Posted by Steve Harvey, senior business developer at Legal Futures Associate Allianz Legal Protection [1]

Harvey: Ultimately it’s what humans can do, not computers

The term blockchain has become increasingly part of mainstream commentary in the insurance and legal press, with use of the technology entering mainstream business too.

Organisations as big as HSBC are now openly discussing how blockchain is transforming the services they offer customers.

Of course, it’s not only blockchain. We hear plenty about artificial intelligence, machine learning, robotics – the list goes on, usually featured alongside the warning that if we don’t invest in or make full use of these technological developments now, businesses in the finance and legal sectors could face very difficult futures.

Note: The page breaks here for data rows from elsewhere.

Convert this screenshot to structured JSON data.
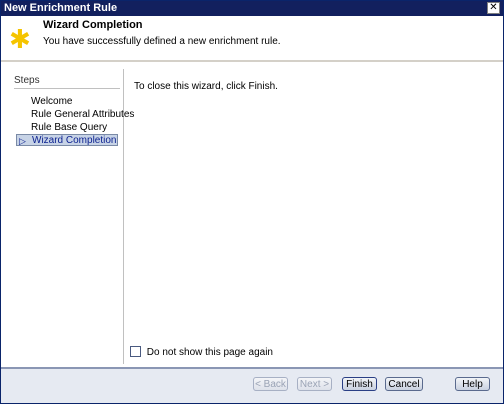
{
  "window": {
    "title": "New Enrichment Rule",
    "close_glyph": "✕"
  },
  "header": {
    "icon": "wizard-star-icon",
    "title": "Wizard Completion",
    "subtitle": "You have successfully defined a new enrichment rule."
  },
  "sidebar": {
    "label": "Steps",
    "items": [
      {
        "label": "Welcome",
        "active": false
      },
      {
        "label": "Rule General Attributes",
        "active": false
      },
      {
        "label": "Rule Base Query",
        "active": false
      },
      {
        "label": "Wizard Completion",
        "active": true
      }
    ]
  },
  "main": {
    "message": "To close this wizard, click Finish.",
    "checkbox_label": "Do not show this page again",
    "checkbox_checked": false
  },
  "footer": {
    "back_label": "< Back",
    "next_label": "Next >",
    "finish_label": "Finish",
    "cancel_label": "Cancel",
    "help_label": "Help"
  },
  "colors": {
    "title_bar": "#12205e",
    "accent_star": "#f5c400",
    "active_step_bg": "#c7d3e6"
  }
}
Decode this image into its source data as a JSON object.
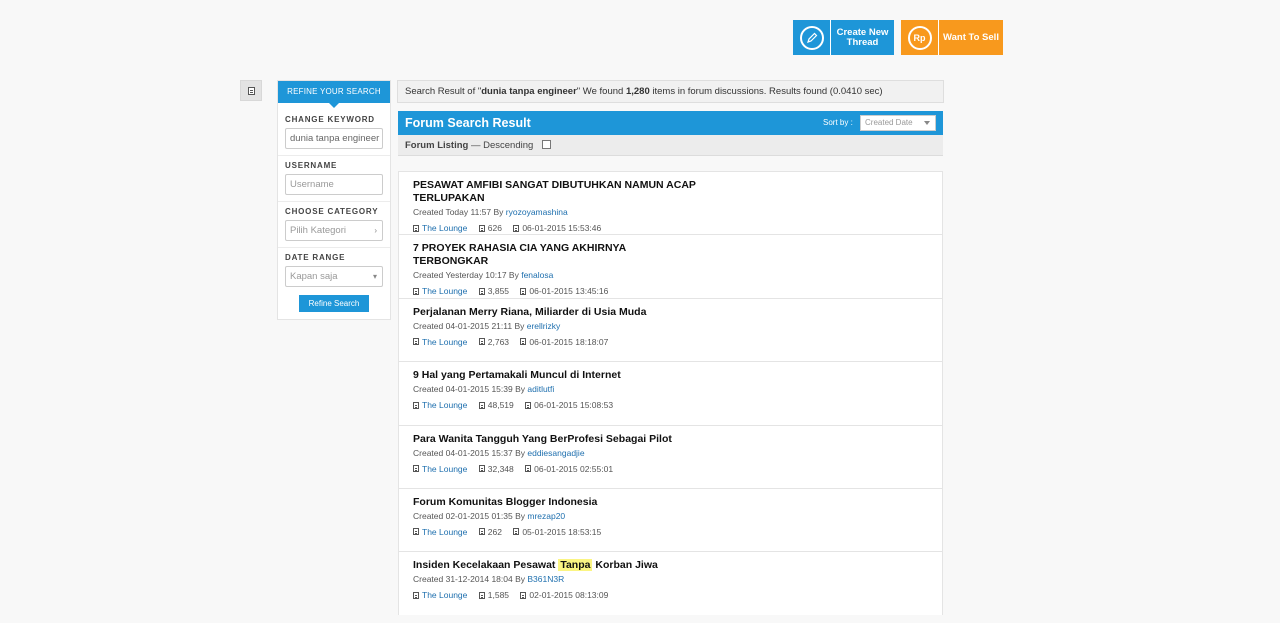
{
  "actions": {
    "create_thread": "Create New Thread",
    "want_to_sell": "Want To Sell",
    "rp_symbol": "Rp"
  },
  "refine": {
    "tab": "REFINE YOUR SEARCH",
    "keyword_label": "CHANGE KEYWORD",
    "keyword_value": "dunia tanpa engineer",
    "username_label": "USERNAME",
    "username_placeholder": "Username",
    "category_label": "CHOOSE CATEGORY",
    "category_value": "Pilih Kategori",
    "date_label": "DATE RANGE",
    "date_value": "Kapan saja",
    "button": "Refine Search"
  },
  "summary": {
    "prefix": "Search Result of \"",
    "query": "dunia tanpa engineer",
    "mid": "\" We found ",
    "count": "1,280",
    "suffix": " items in forum discussions. Results found (0.0410 sec)"
  },
  "results_header": {
    "title": "Forum Search Result",
    "sort_label": "Sort by :",
    "sort_value": "Created Date"
  },
  "listing": {
    "label": "Forum Listing",
    "order": " — Descending"
  },
  "results": [
    {
      "title": "PESAWAT AMFIBI SANGAT DIBUTUHKAN NAMUN ACAP TERLUPAKAN",
      "created": "Created Today 11:57 By ",
      "author": "ryozoyamashina",
      "forum": "The Lounge",
      "views": "626",
      "last": "06-01-2015 15:53:46"
    },
    {
      "title": "7 PROYEK RAHASIA CIA YANG AKHIRNYA TERBONGKAR",
      "created": "Created Yesterday 10:17 By ",
      "author": "fenalosa",
      "forum": "The Lounge",
      "views": "3,855",
      "last": "06-01-2015 13:45:16"
    },
    {
      "title": "Perjalanan Merry Riana, Miliarder di Usia Muda",
      "created": "Created 04-01-2015 21:11 By ",
      "author": "erellrizky",
      "forum": "The Lounge",
      "views": "2,763",
      "last": "06-01-2015 18:18:07"
    },
    {
      "title": "9 Hal yang Pertamakali Muncul di Internet",
      "created": "Created 04-01-2015 15:39 By ",
      "author": "aditlutfi",
      "forum": "The Lounge",
      "views": "48,519",
      "last": "06-01-2015 15:08:53"
    },
    {
      "title": "Para Wanita Tangguh Yang BerProfesi Sebagai Pilot",
      "created": "Created 04-01-2015 15:37 By ",
      "author": "eddiesangadjie",
      "forum": "The Lounge",
      "views": "32,348",
      "last": "06-01-2015 02:55:01"
    },
    {
      "title": "Forum Komunitas Blogger Indonesia",
      "created": "Created 02-01-2015 01:35 By ",
      "author": "mrezap20",
      "forum": "The Lounge",
      "views": "262",
      "last": "05-01-2015 18:53:15"
    },
    {
      "title_pre": "Insiden Kecelakaan Pesawat ",
      "title_hl": "Tanpa",
      "title_post": " Korban Jiwa",
      "created": "Created 31-12-2014 18:04 By ",
      "author": "B361N3R",
      "forum": "The Lounge",
      "views": "1,585",
      "last": "02-01-2015 08:13:09"
    }
  ]
}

‘Project Fear’ anyone?

A very apt response to this came from Paul King, CEO of April King Legal at the Future Lawyer Summit in London in May. In an illuminating panel discussion, Paul pointed out that millennials were suffering from “techno fatigue” and looking for “anchoring” with more traditional approaches.

This summarised a wider discussion about the need to keep a focus on customer relationships, whilst using technology for the “back-end stuff”. Spending time with the client and gaining an understanding of what they want from your organisation remains as important as it ever was.

However technologically advanced and ‘clever’ machines may get, they’re no substitute for human interaction and engagement with the real business issues of the day.

I should clarify what I mean by the phrase ‘however clever machines may get’. I’m not of the school of thought that machines can ‘get the upper hand’ in society. A machine can only operate up to the limits of its design parameters and so can only be as clever as we design them to be. As such, they’ll never be anything more than a tool to help us do the real work.

All of that is an aside to my main point: a business’s engagement with its customers succeeds on the basis of the customer being, and being seen to be, valued. A machine can’t do that. There’s no doubt however, that the customer experience can be enhanced by using new technologies, as long as they’re kept in the proper perspective.

Insurance and law share common ground – they’re people and finance businesses. Keeping the balance right between the ‘use’ (for want of a better word) of people or machines is the challenge in this digital age.

The undoubted benefits of blockchain are numerous, for example:

These benefits are deep and wide enough to make blockchain a very valuable tool for the finance sector. The goals of achieving better customer service and lower costs will surely mean that this technology is going to have an increasingly broad appeal and application.

To use an historical analogy, the early stages of the Industrial Revolution may have been expedited by the building of canals, but a much greater facilitator of development was the innovation of the railway.

As disruptors go, I think blockchain is in the ‘railway’ order of magnitude, but it was the likes of humans like Robert Stephenson and Brunel who had the ideas, vision and capability of turning the innovation into customer-centric reality.

What blockchain technology is capable of is immense, but the best customer benefit will arise from its wise and considered human application.